Activity>
In the copy, include every entry exactly but none of the images.

[Items from a dataset]
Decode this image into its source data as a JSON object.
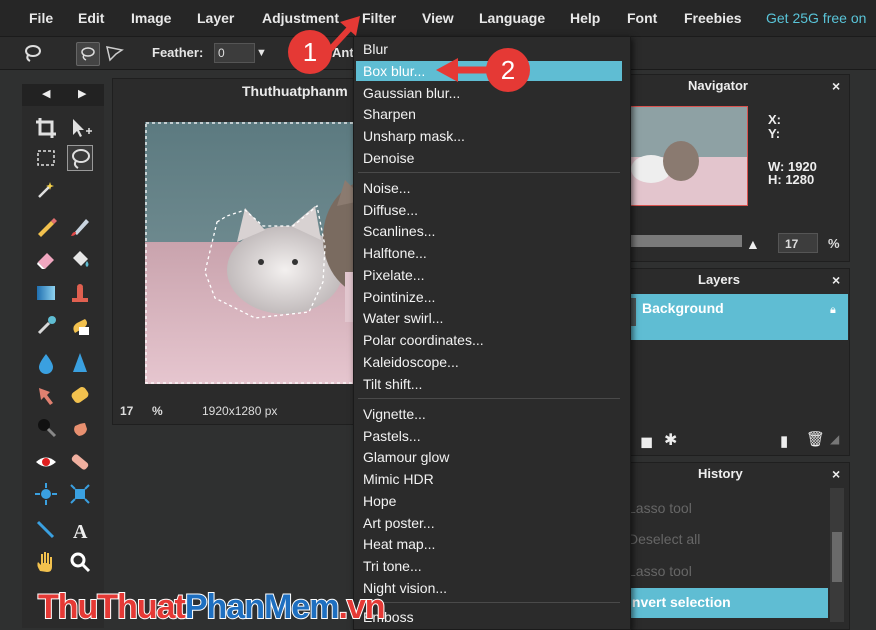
{
  "menubar": {
    "items": [
      "File",
      "Edit",
      "Image",
      "Layer",
      "Adjustment",
      "Filter",
      "View",
      "Language",
      "Help",
      "Font",
      "Freebies"
    ],
    "promo": "Get 25G free on"
  },
  "options": {
    "feather_label": "Feather:",
    "feather_value": "0",
    "antialias_label": "Ant"
  },
  "canvas": {
    "title": "Thuthuatphanm",
    "zoom": "17",
    "zoom_unit": "%",
    "dimensions": "1920x1280 px"
  },
  "navigator": {
    "title": "Navigator",
    "x_label": "X:",
    "y_label": "Y:",
    "w_label": "W: 1920",
    "h_label": "H: 1280",
    "zoom": "17",
    "zoom_unit": "%",
    "close": "×"
  },
  "layers": {
    "title": "Layers",
    "items": [
      "Background"
    ],
    "close": "×"
  },
  "history": {
    "title": "History",
    "items": [
      "Lasso tool",
      "Deselect all",
      "Lasso tool",
      "Invert selection"
    ],
    "close": "×"
  },
  "filter_menu": {
    "items": [
      "Blur",
      "Box blur...",
      "Gaussian blur...",
      "Sharpen",
      "Unsharp mask...",
      "Denoise",
      "Noise...",
      "Diffuse...",
      "Scanlines...",
      "Halftone...",
      "Pixelate...",
      "Pointinize...",
      "Water swirl...",
      "Polar coordinates...",
      "Kaleidoscope...",
      "Tilt shift...",
      "Vignette...",
      "Pastels...",
      "Glamour glow",
      "Mimic HDR",
      "Hope",
      "Art poster...",
      "Heat map...",
      "Tri tone...",
      "Night vision...",
      "Emboss"
    ],
    "highlighted": "Box blur..."
  },
  "callouts": {
    "one": "1",
    "two": "2"
  },
  "watermark": {
    "part1": "ThuThuat",
    "part2": "PhanMem",
    "part3": ".vn"
  },
  "colors": {
    "accent": "#5fbdd3",
    "callout": "#e53935",
    "promo": "#59c4d8"
  },
  "icons": [
    "lasso-icon",
    "polygon-lasso-icon",
    "magnetic-lasso-icon",
    "crop-icon",
    "move-icon",
    "marquee-icon",
    "wand-icon",
    "pencil-icon",
    "brush-icon",
    "eraser-icon",
    "fill-icon",
    "gradient-icon",
    "stamp-icon",
    "picker-icon",
    "smudge-icon",
    "drop-icon",
    "sharpen-icon",
    "dodge-icon",
    "sponge-icon",
    "redeye-icon",
    "bloat-icon",
    "pinch-icon",
    "text-icon",
    "hand-icon",
    "zoom-icon",
    "trash-icon",
    "lock-icon"
  ]
}
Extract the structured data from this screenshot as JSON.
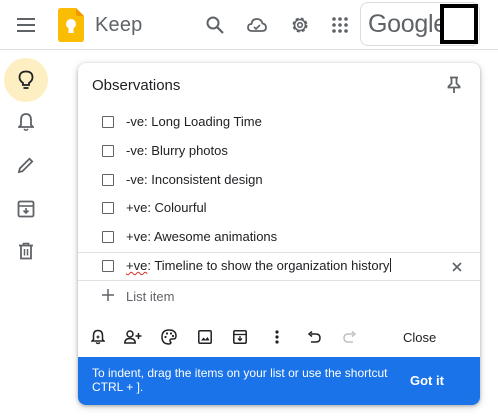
{
  "header": {
    "app_name": "Keep",
    "brand_text": "Google"
  },
  "note": {
    "title": "Observations",
    "items": [
      {
        "text": "-ve: Long Loading Time"
      },
      {
        "text": "-ve: Blurry photos"
      },
      {
        "text": "-ve: Inconsistent design"
      },
      {
        "text": "+ve: Colourful"
      },
      {
        "text": "+ve: Awesome animations"
      }
    ],
    "focused_item": {
      "prefix": "+ve",
      "rest": ": Timeline to show the organization history"
    },
    "add_item_label": "List item"
  },
  "toolbar": {
    "close_label": "Close"
  },
  "banner": {
    "text": "To indent, drag the items on your list or use the shortcut CTRL + ].",
    "action_label": "Got it"
  },
  "colors": {
    "accent": "#1a73e8",
    "active_sidebar": "#feefc3",
    "logo_yellow": "#fbbc04"
  },
  "icons": {
    "header": [
      "menu-icon",
      "keep-logo-icon",
      "search-icon",
      "cloud-sync-icon",
      "gear-icon",
      "apps-grid-icon"
    ],
    "sidebar": [
      "lightbulb-icon",
      "bell-icon",
      "pencil-icon",
      "archive-icon",
      "trash-icon"
    ],
    "toolbar": [
      "remind-icon",
      "collaborator-icon",
      "palette-icon",
      "image-icon",
      "archive-icon",
      "more-icon",
      "undo-icon",
      "redo-icon"
    ]
  }
}
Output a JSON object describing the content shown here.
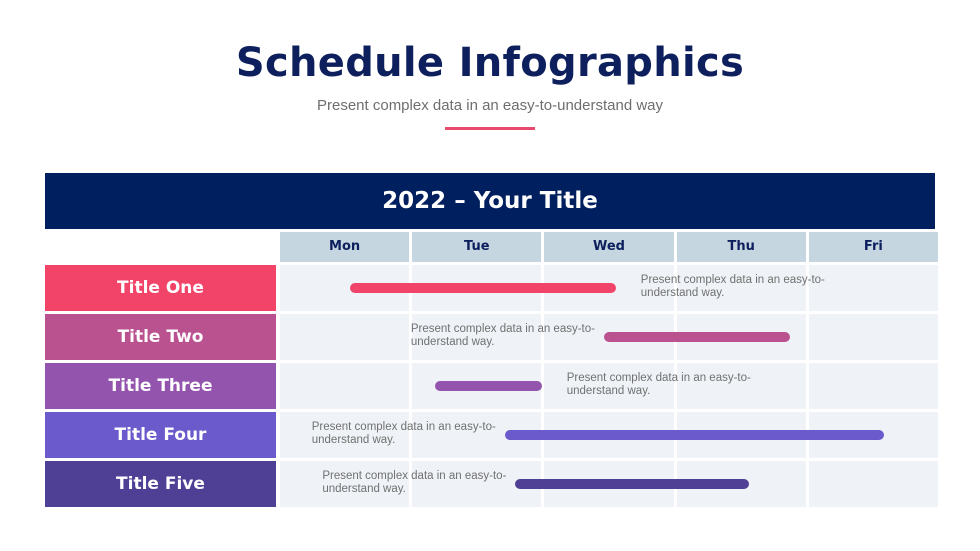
{
  "header": {
    "title": "Schedule Infographics",
    "subtitle": "Present complex data in an easy-to-understand way",
    "accent_color": "#e84a6e"
  },
  "chart_data": {
    "type": "gantt",
    "title": "2022 – Your Title",
    "categories": [
      "Mon",
      "Tue",
      "Wed",
      "Thu",
      "Fri"
    ],
    "x_unit": "day index (0 = start of Mon, 5 = end of Fri)",
    "xlim": [
      0,
      5
    ],
    "rows": [
      {
        "label": "Title One",
        "color": "#f24369",
        "start": 0.53,
        "end": 2.54,
        "note": "Present complex data in an easy-to-understand way.",
        "note_side": "right"
      },
      {
        "label": "Title Two",
        "color": "#bb5290",
        "start": 2.45,
        "end": 3.86,
        "note": "Present complex data in an easy-to-understand way.",
        "note_side": "left"
      },
      {
        "label": "Title Three",
        "color": "#9354ae",
        "start": 1.17,
        "end": 1.98,
        "note": "Present complex data in an easy-to-understand way.",
        "note_side": "right"
      },
      {
        "label": "Title Four",
        "color": "#6a5acb",
        "start": 1.7,
        "end": 4.57,
        "note": "Present complex data in an easy-to-understand way.",
        "note_side": "left"
      },
      {
        "label": "Title Five",
        "color": "#4f4096",
        "start": 1.78,
        "end": 3.55,
        "note": "Present complex data in an easy-to-understand way.",
        "note_side": "left"
      }
    ],
    "grid": true
  },
  "colors": {
    "banner": "#001f5e",
    "day_header": "#c6d6e0",
    "cell": "#eff3f7",
    "title_text": "#0d1f5c"
  }
}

Answer to this exercise>
Decode this image into its source data as a JSON object.
{
  "menubar": {
    "items": [
      "File",
      "Edit",
      "Image",
      "Layer",
      "Adjustment",
      "Filter",
      "View",
      "Language",
      "Help",
      "Font",
      "Freebies"
    ],
    "promo": "Get 25G free on"
  },
  "options": {
    "feather_label": "Feather:",
    "feather_value": "0",
    "antialias_label": "Ant"
  },
  "canvas": {
    "title": "Thuthuatphanm",
    "zoom": "17",
    "zoom_unit": "%",
    "dimensions": "1920x1280 px"
  },
  "navigator": {
    "title": "Navigator",
    "x_label": "X:",
    "y_label": "Y:",
    "w_label": "W: 1920",
    "h_label": "H: 1280",
    "zoom": "17",
    "zoom_unit": "%",
    "close": "×"
  },
  "layers": {
    "title": "Layers",
    "items": [
      "Background"
    ],
    "close": "×"
  },
  "history": {
    "title": "History",
    "items": [
      "Lasso tool",
      "Deselect all",
      "Lasso tool",
      "Invert selection"
    ],
    "close": "×"
  },
  "filter_menu": {
    "items": [
      "Blur",
      "Box blur...",
      "Gaussian blur...",
      "Sharpen",
      "Unsharp mask...",
      "Denoise",
      "Noise...",
      "Diffuse...",
      "Scanlines...",
      "Halftone...",
      "Pixelate...",
      "Pointinize...",
      "Water swirl...",
      "Polar coordinates...",
      "Kaleidoscope...",
      "Tilt shift...",
      "Vignette...",
      "Pastels...",
      "Glamour glow",
      "Mimic HDR",
      "Hope",
      "Art poster...",
      "Heat map...",
      "Tri tone...",
      "Night vision...",
      "Emboss"
    ],
    "highlighted": "Box blur..."
  },
  "callouts": {
    "one": "1",
    "two": "2"
  },
  "watermark": {
    "part1": "ThuThuat",
    "part2": "PhanMem",
    "part3": ".vn"
  },
  "colors": {
    "accent": "#5fbdd3",
    "callout": "#e53935",
    "promo": "#59c4d8"
  },
  "icons": [
    "lasso-icon",
    "polygon-lasso-icon",
    "magnetic-lasso-icon",
    "crop-icon",
    "move-icon",
    "marquee-icon",
    "wand-icon",
    "pencil-icon",
    "brush-icon",
    "eraser-icon",
    "fill-icon",
    "gradient-icon",
    "stamp-icon",
    "picker-icon",
    "smudge-icon",
    "drop-icon",
    "sharpen-icon",
    "dodge-icon",
    "sponge-icon",
    "redeye-icon",
    "bloat-icon",
    "pinch-icon",
    "text-icon",
    "hand-icon",
    "zoom-icon",
    "trash-icon",
    "lock-icon"
  ]
}
Extract the structured data from this screenshot as JSON.
{
  "header": {
    "app_name": "Keep",
    "brand_text": "Google"
  },
  "note": {
    "title": "Observations",
    "items": [
      {
        "text": "-ve: Long Loading Time"
      },
      {
        "text": "-ve: Blurry photos"
      },
      {
        "text": "-ve: Inconsistent design"
      },
      {
        "text": "+ve: Colourful"
      },
      {
        "text": "+ve: Awesome animations"
      }
    ],
    "focused_item": {
      "prefix": "+ve",
      "rest": ": Timeline to show the organization history"
    },
    "add_item_label": "List item"
  },
  "toolbar": {
    "close_label": "Close"
  },
  "banner": {
    "text": "To indent, drag the items on your list or use the shortcut CTRL + ].",
    "action_label": "Got it"
  },
  "colors": {
    "accent": "#1a73e8",
    "active_sidebar": "#feefc3",
    "logo_yellow": "#fbbc04"
  },
  "icons": {
    "header": [
      "menu-icon",
      "keep-logo-icon",
      "search-icon",
      "cloud-sync-icon",
      "gear-icon",
      "apps-grid-icon"
    ],
    "sidebar": [
      "lightbulb-icon",
      "bell-icon",
      "pencil-icon",
      "archive-icon",
      "trash-icon"
    ],
    "toolbar": [
      "remind-icon",
      "collaborator-icon",
      "palette-icon",
      "image-icon",
      "archive-icon",
      "more-icon",
      "undo-icon",
      "redo-icon"
    ]
  }
}
Output a JSON object describing the content shown here.
{
  "header": {
    "title": "Schedule Infographics",
    "subtitle": "Present complex data in an easy-to-understand way",
    "accent_color": "#e84a6e"
  },
  "chart_data": {
    "type": "gantt",
    "title": "2022 – Your Title",
    "categories": [
      "Mon",
      "Tue",
      "Wed",
      "Thu",
      "Fri"
    ],
    "x_unit": "day index (0 = start of Mon, 5 = end of Fri)",
    "xlim": [
      0,
      5
    ],
    "rows": [
      {
        "label": "Title One",
        "color": "#f24369",
        "start": 0.53,
        "end": 2.54,
        "note": "Present complex data in an easy-to-understand way.",
        "note_side": "right"
      },
      {
        "label": "Title Two",
        "color": "#bb5290",
        "start": 2.45,
        "end": 3.86,
        "note": "Present complex data in an easy-to-understand way.",
        "note_side": "left"
      },
      {
        "label": "Title Three",
        "color": "#9354ae",
        "start": 1.17,
        "end": 1.98,
        "note": "Present complex data in an easy-to-understand way.",
        "note_side": "right"
      },
      {
        "label": "Title Four",
        "color": "#6a5acb",
        "start": 1.7,
        "end": 4.57,
        "note": "Present complex data in an easy-to-understand way.",
        "note_side": "left"
      },
      {
        "label": "Title Five",
        "color": "#4f4096",
        "start": 1.78,
        "end": 3.55,
        "note": "Present complex data in an easy-to-understand way.",
        "note_side": "left"
      }
    ],
    "grid": true
  },
  "colors": {
    "banner": "#001f5e",
    "day_header": "#c6d6e0",
    "cell": "#eff3f7",
    "title_text": "#0d1f5c"
  }
}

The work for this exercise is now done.